Keep Reading

Stop Being a Butthole Wife

In: Grief, Journal, Marriage, Relationships
Man and woman sit on the end of a dock with arms around each other

Stop being a butthole wife. No, I’m serious. End it.  Let’s start with the laundry angst. I get it, the guy can’t find the hamper. It’s maddening. It’s insanity. Why, why, must he leave piles of clothes scattered, the same way that the toddler does, right? I mean, grow up and help out around here, man. There is no laundry fairy. What if that pile of laundry is a gift in disguise from a God you can’t (yet) see? Don’t roll your eyes, hear me out on this one. I was a butthole wife. Until my husband died. The day...

Keep Reading

I Can’t Be Everyone’s Chick-fil-A Sauce

In: Friendship, Journal, Living, Relationships
woman smiling in the sun

A couple of friends and I went and grabbed lunch at Chick-fil-A a couple of weeks ago. It was delightful. We spent roughly $20 apiece, and our kids ran in and out of the play area barefoot and stinky and begged us for ice cream, to which we responded, “Not until you finish your nuggets,” to which they responded with a whine, and then ran off again like a bolt of crazy energy. One friend had to climb into the play tubes a few times to save her 22-month-old, but it was still worth every penny. Every. Single. One. Even...

Keep Reading

Love Notes From My Mother in Heaven

In: Faith, Grief, Journal, Living
Woman smelling bunch of flowers

Twelve years have passed since my mother exclaimed, “I’ve died and gone to Heaven!” as she leaned back in her big donut-shaped tube and splashed her toes, enjoying the serenity of the river.  Twelve years since I stood on the shore of that same river, 45 minutes later, watching to see if the hopeful EMT would be able to revive my mother as she floated toward his outstretched hands. Twelve years ago, I stood alone in my bedroom, weak and trembling, as I opened my mother’s Bible and all the little keepsakes she’d stowed inside tumbled to the floor.  It...

Keep Reading

Sometimes Friendships End, No Matter How Hard You Try

In: Friendship, Journal, Relationships
Sad woman alone without a friend

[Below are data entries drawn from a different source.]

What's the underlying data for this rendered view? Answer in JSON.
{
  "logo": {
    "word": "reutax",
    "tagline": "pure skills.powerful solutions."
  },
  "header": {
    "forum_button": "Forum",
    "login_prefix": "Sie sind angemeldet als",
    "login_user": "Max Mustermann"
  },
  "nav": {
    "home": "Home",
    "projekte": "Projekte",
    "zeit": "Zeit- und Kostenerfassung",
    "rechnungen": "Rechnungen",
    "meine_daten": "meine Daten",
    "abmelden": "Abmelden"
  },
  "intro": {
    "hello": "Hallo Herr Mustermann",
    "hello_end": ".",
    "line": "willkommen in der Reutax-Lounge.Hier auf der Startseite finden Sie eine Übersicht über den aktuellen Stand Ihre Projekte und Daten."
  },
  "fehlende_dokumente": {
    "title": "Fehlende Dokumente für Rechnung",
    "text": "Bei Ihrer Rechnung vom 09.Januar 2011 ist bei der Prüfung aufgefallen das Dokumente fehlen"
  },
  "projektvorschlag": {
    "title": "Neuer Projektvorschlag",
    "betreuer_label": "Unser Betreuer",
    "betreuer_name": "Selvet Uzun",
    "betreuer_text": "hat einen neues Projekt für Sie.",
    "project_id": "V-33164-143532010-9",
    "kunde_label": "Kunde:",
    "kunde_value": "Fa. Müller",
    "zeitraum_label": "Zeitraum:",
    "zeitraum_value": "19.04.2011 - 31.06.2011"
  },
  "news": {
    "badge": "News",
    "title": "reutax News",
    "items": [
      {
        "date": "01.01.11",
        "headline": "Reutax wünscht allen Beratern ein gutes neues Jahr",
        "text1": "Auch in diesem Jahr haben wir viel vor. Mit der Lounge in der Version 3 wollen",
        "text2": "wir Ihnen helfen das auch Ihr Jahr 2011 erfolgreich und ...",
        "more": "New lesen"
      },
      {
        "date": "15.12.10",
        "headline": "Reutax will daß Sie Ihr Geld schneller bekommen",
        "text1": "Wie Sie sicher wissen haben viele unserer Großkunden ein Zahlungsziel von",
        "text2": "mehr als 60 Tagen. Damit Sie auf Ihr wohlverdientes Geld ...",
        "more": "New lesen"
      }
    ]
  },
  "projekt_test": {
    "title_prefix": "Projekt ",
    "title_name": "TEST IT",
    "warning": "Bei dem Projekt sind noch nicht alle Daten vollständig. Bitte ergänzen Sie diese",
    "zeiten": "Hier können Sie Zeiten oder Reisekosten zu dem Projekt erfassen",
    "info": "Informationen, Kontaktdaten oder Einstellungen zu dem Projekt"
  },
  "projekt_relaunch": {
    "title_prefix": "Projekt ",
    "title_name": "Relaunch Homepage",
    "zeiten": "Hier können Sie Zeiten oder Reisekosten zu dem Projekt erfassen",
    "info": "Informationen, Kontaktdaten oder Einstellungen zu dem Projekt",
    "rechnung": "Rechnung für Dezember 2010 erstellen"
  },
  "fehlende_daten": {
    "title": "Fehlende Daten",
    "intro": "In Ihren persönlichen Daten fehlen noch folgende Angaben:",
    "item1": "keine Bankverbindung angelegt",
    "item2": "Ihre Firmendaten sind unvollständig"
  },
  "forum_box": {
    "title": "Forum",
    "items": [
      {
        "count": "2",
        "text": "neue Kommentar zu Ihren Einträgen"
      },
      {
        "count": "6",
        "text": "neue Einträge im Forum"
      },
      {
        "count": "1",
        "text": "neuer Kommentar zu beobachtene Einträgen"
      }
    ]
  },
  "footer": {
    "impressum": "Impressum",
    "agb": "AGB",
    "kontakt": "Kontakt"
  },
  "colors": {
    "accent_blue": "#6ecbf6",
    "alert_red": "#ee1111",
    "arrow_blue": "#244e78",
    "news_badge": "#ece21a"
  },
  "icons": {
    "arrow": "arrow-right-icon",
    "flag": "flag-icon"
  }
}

I tried. We say these words for two reasons. One: for our own justification that we made an effort to complete a task; and two: to admit that we fell short of that task. I wrote those words in an e-mail tonight to a friend I had for nearly 25 years after not speaking to her for eight months. It was the third e-mail I’ve sent over the past few weeks to try to reconcile with a woman who was more of a sister to me at some points than my own biological sister was. It’s sad when we drift...

Keep Reading

Goodbye to the House That Built Me

In: Grown Children, Journal, Living, Relationships
Ranch style home as seen from the curb

In the winter of 1985, while I was halfway done growing in my mom’s belly, my parents moved into a little brown 3 bedroom/1.5 bath that was halfway between the school and the prison in which my dad worked as a corrections officer. I would be the first baby they brought home to their new house, joining my older sister. I’d take my first steps across the brown shag carpet that the previous owner had installed. The back bedroom was mine, and mom plastered Smurf-themed wallpaper on the accent wall to try to get me to sleep in there every...

Keep Reading